Marketing your business on a micro business budget can be a challenge.
Fortunately there are cost effective ways like Twitter and face-to-face networking to get your word out.
However, the publicity gained through media appearances can be invaluable. That’s because your story has been written by a journalist, and not you. In this way, PR is often more effective than paid advertising at helping you reach and gain the attention of your target market.
How to secure PR coverage:
1. Write a press release
A good press release has a headline that hooks, an inverted pyramid structure that leads with the most important information first, and quotes from a named person to give substance. I also added essential information about my business and listed some key projects I’ve done as well as adding my contact details.
I then took a photo of me with my winning tweet and sent off with my press release.
PR Lesson 1: Pictures are good for journalists but also your business. Having a picture published with your story makes it visually interesting and can help customers recognise you. When sending your image, remember to include a descriptive caption.
2. Contact the local media
My #sbs win was a local story so I searched the local paper’s website to track down a contact number for the news desk. I phoned the business editor and related my #sbs story, ensuring I focused on the most interesting bits first. I mentioning Theo, asked if they’d heard of #SBS, explained how the competition worked, told them I’d won and then explained what it meant to me.
Needless to say, the involvement of such a high profile businessman in my story was an attractive angle and as a result I’m expecting my story to appear in the Plymouth Herald any day.
Update: My story was published online at This Is Plymouth and in print on p.2 of the business section of The Plymouth Herald on Wednesday 23rd May. You can read it here.
PR lesson 2: Find the most newsworthy angle of your story and lead with that.
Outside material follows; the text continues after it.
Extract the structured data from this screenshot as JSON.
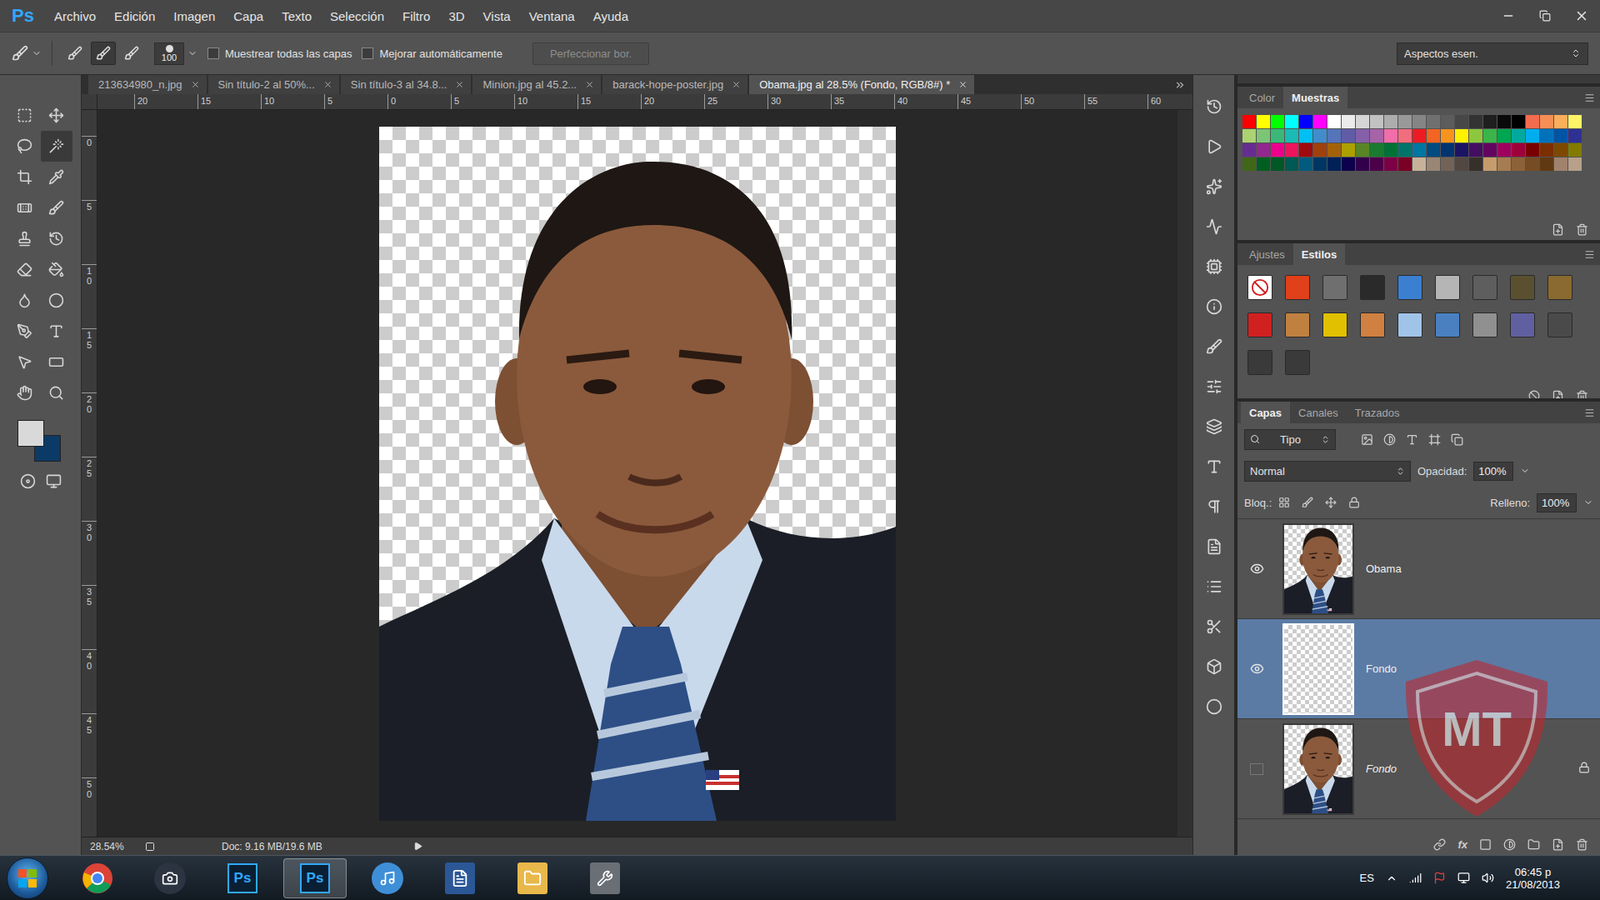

If it’s not interesting and it’s not news – don’t bother!
PR Lesson 3: Journalists are incredibly busy so it’s worth trying to speak with them before sending your press release. That way you can gauge their reaction, and also ensure your press release is picked up when you email it through.
3. Think big!
Feeling spurred on by my success at the Herald I targeted the BBC Devon newsfeed. Again I found a contact number and spoke with the news desk. I had a very long conversation with the editor and answered lots of his questions. I felt hope when he said “congratulations”, and then disappointed when he followed up with “but I don’t think the story is quite right for our audience”. A little surprised I asked “Oh, isn’t this BBC Devon” to which he told me I was actually speaking to the main news desk at BBC Online (the big international office). Eek!
PR Lesson 4: Think big! OK so I was a tad embarrassed when I realised who I was speaking with, but the lesson here is people are nice, regardless of their position. So talk to the people you meet about your business because you don’t know where it may lead.
4. Get on the radio
BBC online transferred me to BBC Radio Devon. I was invited to speak on the Radio Devon show – Good Morning Plymouth the next day.
Here I am with the lovely Gordon Sparks after my 6-minute interview.
It was my first radio experience, and yes I was nervous but I’d most certainly do it again.
PR lesson 5: Grab every PR opportunity that comes along. Talking about your business on the radio or TV is a great way to be seen as an authority and raise your profile. Even if it takes you out of your comfort zone. In fact, the actual experience is likely to be more fun than you imagined.
5. Get your mementos 🙂
Winning #SBS was a highlight for me and I couldn’t wait to celebrate by ordering a personalised mug from the fantastic Barry at LF Designs.
I was so impressed with the quality of my mug and the standard of service. I would definitely use Barry again and cannot recommend him enough.
I’ve had a fantastic week in the #SBS spotlight, but I’ve also learned something about the importance of PR and how to get it working for you.
Good luck to everyone who’s entering this Sunday and here’s to the fantastic Theo Paphitis for organising a competition that helps put hard working small businesses in the spotlight.